**Your objective:** Scan the records below for the string "skal" and return every line where it appears.
───── Dataset records ─────
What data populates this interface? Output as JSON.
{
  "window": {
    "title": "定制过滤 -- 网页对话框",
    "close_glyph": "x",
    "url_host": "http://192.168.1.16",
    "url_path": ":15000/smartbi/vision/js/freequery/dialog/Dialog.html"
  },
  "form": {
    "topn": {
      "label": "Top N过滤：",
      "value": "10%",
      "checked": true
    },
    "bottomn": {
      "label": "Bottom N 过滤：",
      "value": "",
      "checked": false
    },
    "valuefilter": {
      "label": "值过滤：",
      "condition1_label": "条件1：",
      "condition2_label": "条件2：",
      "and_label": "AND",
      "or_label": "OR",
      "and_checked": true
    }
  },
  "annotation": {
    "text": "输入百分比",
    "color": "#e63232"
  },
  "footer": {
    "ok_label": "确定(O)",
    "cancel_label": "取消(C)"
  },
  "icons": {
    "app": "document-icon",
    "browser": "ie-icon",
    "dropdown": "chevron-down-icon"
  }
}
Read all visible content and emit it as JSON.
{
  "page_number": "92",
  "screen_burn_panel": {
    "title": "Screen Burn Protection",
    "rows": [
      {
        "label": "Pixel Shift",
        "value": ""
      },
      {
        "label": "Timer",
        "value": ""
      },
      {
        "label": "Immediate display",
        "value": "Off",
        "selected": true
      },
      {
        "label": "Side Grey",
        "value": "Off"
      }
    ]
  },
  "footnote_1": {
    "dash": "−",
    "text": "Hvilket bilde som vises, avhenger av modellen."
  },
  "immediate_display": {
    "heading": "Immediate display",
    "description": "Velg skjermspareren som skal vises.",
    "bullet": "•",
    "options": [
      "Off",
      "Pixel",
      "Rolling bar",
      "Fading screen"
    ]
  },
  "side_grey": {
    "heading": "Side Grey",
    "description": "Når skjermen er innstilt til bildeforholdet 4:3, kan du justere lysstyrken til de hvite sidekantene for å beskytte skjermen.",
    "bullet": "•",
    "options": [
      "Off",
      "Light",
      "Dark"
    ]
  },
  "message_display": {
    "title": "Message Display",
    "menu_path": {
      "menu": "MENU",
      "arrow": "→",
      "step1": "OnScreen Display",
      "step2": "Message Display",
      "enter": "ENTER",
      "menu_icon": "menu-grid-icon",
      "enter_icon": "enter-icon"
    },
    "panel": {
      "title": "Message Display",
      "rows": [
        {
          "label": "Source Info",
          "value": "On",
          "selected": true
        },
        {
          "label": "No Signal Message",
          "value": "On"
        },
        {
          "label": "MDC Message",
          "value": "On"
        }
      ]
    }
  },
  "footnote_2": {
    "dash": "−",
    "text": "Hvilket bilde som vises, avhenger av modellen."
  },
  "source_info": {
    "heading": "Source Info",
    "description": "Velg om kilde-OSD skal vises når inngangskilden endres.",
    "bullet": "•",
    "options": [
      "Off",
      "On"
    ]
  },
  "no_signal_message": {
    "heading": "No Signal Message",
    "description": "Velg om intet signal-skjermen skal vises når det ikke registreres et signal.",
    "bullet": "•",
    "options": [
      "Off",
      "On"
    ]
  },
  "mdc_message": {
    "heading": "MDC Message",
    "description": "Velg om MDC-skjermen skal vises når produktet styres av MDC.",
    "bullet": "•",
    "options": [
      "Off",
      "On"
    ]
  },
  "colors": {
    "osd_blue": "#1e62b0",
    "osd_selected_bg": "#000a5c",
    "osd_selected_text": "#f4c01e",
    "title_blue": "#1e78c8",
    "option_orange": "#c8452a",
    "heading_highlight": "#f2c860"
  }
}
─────
**Answer to this problem:**
    "description": "Velg skjermspareren som skal vises.",
    "description": "Velg om kilde-OSD skal vises når inngangskilden endres.",
    "description": "Velg om intet signal-skjermen skal vises når det ikke registreres et signal.",
    "description": "Velg om MDC-skjermen skal vises når produktet styres av MDC.",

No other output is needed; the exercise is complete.